Today's 'thought' comes to you from William Booth (1829–1912). He was a British Methodist preacher who founded "The Salvation Army" and became its first General (1878–1912). With much embarrassment I must confess that even into my late teen years I thought, "The Salvation Army" was given that name because it saved clothes to give to poor people. All I knew of this group was that they had big red drop-off bins in grocery store parking lots where people could place used items they no longer wanted. It wasn't until I studied church history that I discovered its Christian roots, and its evangelistic purposes, and specifically the fascinating life and vision of William Booth -- a man who was intent on living a well-rounded Christian life -- one that sought total consecration to the Lord, preached the Gospel, sought personal godliness or holiness, and sacrificed to help meet the needs of the less fortunate. Booth even started farms in the countryside of England where the homeless and unemployed of London were housed in "barracks," taught a trade, instructed in the Scriptures, and given food and work. But I will leave it to you to research his many accomplishments. Their ongoing charitable work speaks for itself.
This thought is a personal admonition (by way of a letter) to those who had joined "the Army." To follow it completely you need to know the denomination is set up in a somewhat military-like organizational structure (even to this day). Booth was the "General," and pastors were "officers," and others in the "Corps" were soldiers. He spoke to them all as his "comrades" in the work of the Gospel (thus the greeting of the letter and parts of its content).
The letter tells them how they as Salvationists should view the Bible, though we would all do well to heed his words -- especially those of us who have, like them, come to experience the salvation of which it speaks. Enjoy.
I desire to offer you some counsel about the Bible. You all know that the Bible is a very important Book, and I have no doubt you set great weight in it. Indeed, I am pleased to learn that, of late, more thought is being given to its pages than ever throughout the Salvation Army. But still, I am afraid that the precious Book does not receive the attention that it demands.
Let me try to say a word or two that will be likely to better impress upon you its great value. The Bible is a very wonderful book. It's very name signifies this, for the word 'Bible' simply means 'the book,' so that when we say the Bible, we mean that it is The Book; the book which, above every other, a man should know, treasure, and obey.
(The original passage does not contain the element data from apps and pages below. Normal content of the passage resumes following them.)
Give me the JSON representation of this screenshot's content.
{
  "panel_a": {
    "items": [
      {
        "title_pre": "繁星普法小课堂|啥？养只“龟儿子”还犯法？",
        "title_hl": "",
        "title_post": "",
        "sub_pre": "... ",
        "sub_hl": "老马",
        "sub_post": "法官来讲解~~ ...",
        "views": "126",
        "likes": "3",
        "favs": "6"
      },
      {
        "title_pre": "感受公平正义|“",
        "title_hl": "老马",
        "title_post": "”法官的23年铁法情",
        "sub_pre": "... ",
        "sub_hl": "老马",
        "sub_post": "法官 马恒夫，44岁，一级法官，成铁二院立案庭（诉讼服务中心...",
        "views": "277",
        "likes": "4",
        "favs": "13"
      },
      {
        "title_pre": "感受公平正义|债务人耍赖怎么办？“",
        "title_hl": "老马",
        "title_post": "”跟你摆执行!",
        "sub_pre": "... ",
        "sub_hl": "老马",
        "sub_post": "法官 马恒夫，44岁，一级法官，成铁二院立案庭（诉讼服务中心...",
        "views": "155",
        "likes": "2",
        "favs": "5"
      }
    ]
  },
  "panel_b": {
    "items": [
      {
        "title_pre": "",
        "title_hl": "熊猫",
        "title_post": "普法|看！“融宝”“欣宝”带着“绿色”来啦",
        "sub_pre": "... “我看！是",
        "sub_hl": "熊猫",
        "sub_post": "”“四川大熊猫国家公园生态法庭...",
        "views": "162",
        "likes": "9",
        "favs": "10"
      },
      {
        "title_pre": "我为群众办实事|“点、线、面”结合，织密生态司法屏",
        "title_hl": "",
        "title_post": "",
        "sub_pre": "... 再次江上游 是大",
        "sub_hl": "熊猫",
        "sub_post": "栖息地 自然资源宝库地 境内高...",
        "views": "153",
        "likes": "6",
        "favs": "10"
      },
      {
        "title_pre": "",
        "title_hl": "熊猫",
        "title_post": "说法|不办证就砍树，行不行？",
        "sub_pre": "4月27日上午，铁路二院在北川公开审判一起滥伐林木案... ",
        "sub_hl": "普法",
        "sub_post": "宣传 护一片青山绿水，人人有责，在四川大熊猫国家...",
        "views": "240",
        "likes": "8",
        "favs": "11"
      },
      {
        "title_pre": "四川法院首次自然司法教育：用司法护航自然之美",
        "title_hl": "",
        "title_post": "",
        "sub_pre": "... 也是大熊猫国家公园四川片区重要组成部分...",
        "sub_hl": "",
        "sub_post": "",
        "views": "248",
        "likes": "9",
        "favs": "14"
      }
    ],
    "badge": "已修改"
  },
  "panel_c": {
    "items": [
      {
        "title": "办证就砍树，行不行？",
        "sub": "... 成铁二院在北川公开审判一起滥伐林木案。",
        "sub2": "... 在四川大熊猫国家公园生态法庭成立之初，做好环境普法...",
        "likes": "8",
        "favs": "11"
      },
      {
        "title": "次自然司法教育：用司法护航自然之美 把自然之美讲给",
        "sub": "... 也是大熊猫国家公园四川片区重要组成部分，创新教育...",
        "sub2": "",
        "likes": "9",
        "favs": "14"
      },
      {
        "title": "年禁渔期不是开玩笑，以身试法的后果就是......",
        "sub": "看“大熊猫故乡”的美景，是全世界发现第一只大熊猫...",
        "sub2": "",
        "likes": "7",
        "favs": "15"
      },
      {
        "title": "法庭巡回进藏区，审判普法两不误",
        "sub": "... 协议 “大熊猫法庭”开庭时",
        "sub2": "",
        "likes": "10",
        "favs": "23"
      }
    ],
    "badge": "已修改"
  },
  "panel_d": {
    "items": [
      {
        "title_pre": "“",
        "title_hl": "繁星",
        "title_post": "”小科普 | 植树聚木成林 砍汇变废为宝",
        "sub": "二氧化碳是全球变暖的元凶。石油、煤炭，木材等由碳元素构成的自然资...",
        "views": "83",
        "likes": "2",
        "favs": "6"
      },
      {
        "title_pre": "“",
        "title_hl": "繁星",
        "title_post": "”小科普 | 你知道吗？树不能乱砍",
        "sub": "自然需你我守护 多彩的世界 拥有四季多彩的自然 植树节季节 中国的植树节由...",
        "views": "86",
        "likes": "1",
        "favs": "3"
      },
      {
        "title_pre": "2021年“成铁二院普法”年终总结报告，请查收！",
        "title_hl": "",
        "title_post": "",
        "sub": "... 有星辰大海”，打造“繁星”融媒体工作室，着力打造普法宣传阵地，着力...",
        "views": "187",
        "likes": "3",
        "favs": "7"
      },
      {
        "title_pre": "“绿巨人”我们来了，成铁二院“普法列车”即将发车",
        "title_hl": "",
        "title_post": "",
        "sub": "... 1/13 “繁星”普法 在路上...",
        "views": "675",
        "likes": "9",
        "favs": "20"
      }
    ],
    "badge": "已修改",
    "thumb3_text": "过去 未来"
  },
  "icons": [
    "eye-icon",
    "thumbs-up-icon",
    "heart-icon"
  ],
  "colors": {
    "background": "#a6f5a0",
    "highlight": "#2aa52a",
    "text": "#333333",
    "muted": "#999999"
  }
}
If a wise man were offered the Bible on the one hand, or all the books in the world on the other, he would choose the Bible... Oh precious Book! What a priceless blessing it has been to The Salvation Army.
Now, my comrades, I want to ask this question: What ought you to do with the Bible? Ought you to neglect it -- pass over it for the newspaper, the story book, or other rubbish? By no means. That is how the godless world around you deals with the precious treasure.
What, then, ought you to do? I will tell you. The very least that you can do with the Bible is read it. If I, as your General, sent you a letter, you could not do less than read it over, try to understand it, and strive to do what I requested in it. The Bible is a letter from your Heavenly Father; you cannot do less with His letter than you would do with one from your general.
Next, read it alone. Read a few verses at a time. Read them on your knees. Read them as you walk the streets, while you take your midday meal, when you rise in the morning, when you retire at night, and read the blessed book in your spare moments. Read it in your families. Impress its precious truths on your children (if you are parents). Explain them to the ignorant -- make them understand.
See to it that you experience in your own hearts the blessings the Bible offers you. Remember, it will be little better than a curse to you if you only know the Word, and do not possess and live in the spirit of it. If you only 'believe' it with your head and do not enjoy the things that it describes and accept the mercy, wash in the fountain, receive the Holy Ghost, and live and die in the light and joy of its good tidings, then it will only add to your condemnation and guilt.
In the same way, fulfill the duties it commands. It is the doers of the Word who are blessed. Make it the guide of your life -- at home, abroad, in your Corps, in sickness and health, in joy and sorrow, everywhere you go -- in the streets, in the barracks, in your home, and at your work; everywhere, tell the glad tidings.
Oh, my Comrades, do not let the Bible rise up in judgment against you, as it surely will if you either neglect it, or if in reading and knowing about the salvation and victory of which it tells, you do not enjoy that salvation and experience that victory."
His words are nothing but wise, godly, common sense advice from a Christian leader to his followers.
We would do well to take his words to heart -- for the sake of a greater consecration to Christ,